Julius Nyang’oro hired Carey to teach a month-long course called Foundations of Black Education in the first summer semester. Carey is a former adjunct professor and academic adviser to football players who left the university in 2002 and started a business advising athletes looking to turn pro.
He became an agent three years later, and today represents one of UNC’s biggest gridiron stars: Chicago Bears defensive end Julius Peppers.
Carey’s return to campus was a problem for UNC’s athletic department, which quickly alerted its academic advisers to not recommend his class. John Blanchard, a senior associate athletic director, said the department did not know Carey had been hired until after the fact.

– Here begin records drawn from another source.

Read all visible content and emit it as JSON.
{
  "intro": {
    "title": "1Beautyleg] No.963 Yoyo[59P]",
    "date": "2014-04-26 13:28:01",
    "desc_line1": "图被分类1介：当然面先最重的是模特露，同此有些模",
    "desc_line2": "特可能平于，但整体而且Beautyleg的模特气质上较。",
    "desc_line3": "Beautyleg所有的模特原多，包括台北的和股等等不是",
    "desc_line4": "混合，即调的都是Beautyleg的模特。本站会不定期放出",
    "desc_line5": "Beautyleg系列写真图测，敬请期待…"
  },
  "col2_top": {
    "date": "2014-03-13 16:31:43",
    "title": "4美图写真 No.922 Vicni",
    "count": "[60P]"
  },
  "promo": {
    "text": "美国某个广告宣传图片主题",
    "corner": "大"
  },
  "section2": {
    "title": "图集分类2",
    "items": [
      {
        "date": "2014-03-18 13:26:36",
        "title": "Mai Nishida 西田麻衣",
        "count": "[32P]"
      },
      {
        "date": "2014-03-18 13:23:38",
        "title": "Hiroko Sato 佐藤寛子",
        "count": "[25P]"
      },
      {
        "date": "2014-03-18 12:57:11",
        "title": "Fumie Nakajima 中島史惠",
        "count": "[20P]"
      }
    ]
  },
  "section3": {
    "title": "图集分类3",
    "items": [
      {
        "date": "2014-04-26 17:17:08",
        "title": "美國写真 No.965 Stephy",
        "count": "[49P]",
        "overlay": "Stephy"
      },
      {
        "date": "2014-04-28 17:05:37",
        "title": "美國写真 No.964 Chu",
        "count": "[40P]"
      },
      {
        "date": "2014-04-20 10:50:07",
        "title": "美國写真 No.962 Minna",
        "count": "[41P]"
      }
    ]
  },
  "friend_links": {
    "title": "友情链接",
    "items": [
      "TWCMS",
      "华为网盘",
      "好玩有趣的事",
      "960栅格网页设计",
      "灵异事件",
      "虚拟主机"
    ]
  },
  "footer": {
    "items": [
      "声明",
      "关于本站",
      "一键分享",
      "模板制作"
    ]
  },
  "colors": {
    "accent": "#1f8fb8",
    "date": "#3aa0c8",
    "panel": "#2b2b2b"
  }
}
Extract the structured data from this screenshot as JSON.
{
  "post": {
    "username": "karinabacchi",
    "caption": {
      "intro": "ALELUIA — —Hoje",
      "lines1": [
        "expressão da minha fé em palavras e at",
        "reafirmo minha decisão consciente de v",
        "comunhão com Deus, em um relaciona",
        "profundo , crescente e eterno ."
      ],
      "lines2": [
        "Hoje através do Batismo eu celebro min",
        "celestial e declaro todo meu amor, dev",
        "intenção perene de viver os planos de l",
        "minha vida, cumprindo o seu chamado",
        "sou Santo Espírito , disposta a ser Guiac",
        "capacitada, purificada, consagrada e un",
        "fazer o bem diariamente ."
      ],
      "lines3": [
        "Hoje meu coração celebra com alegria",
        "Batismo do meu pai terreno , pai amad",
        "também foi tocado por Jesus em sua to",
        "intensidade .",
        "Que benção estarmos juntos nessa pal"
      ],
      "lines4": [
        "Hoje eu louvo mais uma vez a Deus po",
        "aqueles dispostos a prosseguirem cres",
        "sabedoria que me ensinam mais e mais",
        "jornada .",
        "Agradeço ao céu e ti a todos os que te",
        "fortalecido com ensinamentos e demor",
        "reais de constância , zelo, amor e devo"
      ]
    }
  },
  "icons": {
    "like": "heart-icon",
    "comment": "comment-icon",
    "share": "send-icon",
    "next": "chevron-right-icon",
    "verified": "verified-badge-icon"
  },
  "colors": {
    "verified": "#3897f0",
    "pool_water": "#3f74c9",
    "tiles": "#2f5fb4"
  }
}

So, should sports agents teach university classes?
Sports agents have a plethora of real-world knowledge an insight – something that’s often missing from university classrooms.
However, in the case of UNC and Carey, it’s not as simple as that.
First off, UNC needs to realize it has an image problem. The Tarheels aren’t subject to the normal rules because of their perception following the NCAA investigation and subsequent probation.
UNC has to go above and beyond to repair their image, and this doesn’t help.
For Carey, the situation is a bit more complicated because of a website he allegedly created to smear the News & Observer over the paper’s reporting of the incident.
Dan Kane, a reporter at the Raleigh News & Observer, has been doing a terrific job covering the UNC academic scandal. Here’s his latest piece. He’s done such a good job, someone anonymously created, “Dirty Dan Kane” in an effort to smear him. The creator of the site rants about ethics and wants readers to write the paper and get Kane off the story.
So who created the site?
According to whois.com, the creator of the site is … drumroll please … a man named Carl Carey of Houston, Texas. The website was created on June 8, 2012.
What a coincidence! Guess who is the agent for Julius Peppers? A man named Carl Carey! Guess who was the tutor for Peppers at UNC? A man named Carl Carey! Guess who was exposed by Dan Kane in August of last year? Carl Carey!
For his part, Carey staunchly denies creating the website, but it does bring up the concept of negative marketing, which is a rampant practice and one we don’t advocate for this very reason.
If you launch a stealth, negative campaign, you have to assume that your involvement will be uncovered, and trying to trick the public can be one of the most damaging things you can do to your brand.
Facing an emergency brand crisis, Melky Cabrera is absent from Twitter, Facebook and the Internet as a whole. Here is what he can do about it.
Now that he’s back in the NFL, follow Randy Moss on Twitter.
As negative feedback can affect the image and subsequently the sales of a product or service, online reputation management
has become a necessity.
Jay-Z and Kanye West have done it again with their latest album, Watch the Throne, but we ask, “Will the real Kanye West please stand up?”
We’re not big on conspiracies, but our cynical side, sparked by Big Brother 13, makes us wonder if there is a Google+ conspiracy afoot.
Metta World Peace? It sounds good, but it’s not enough to change opinions.
Andrew Breitbart recently hit the mainstream media by revealing a week ago the infamous photo that Anthony Weiner inadvertently tweeted to a college co-ed. Now Breitbart may have to worry about his reputation.
James Arness’ death can teach us a lot about how Facebook works. So what is your Facebook profile going to say about you when you die?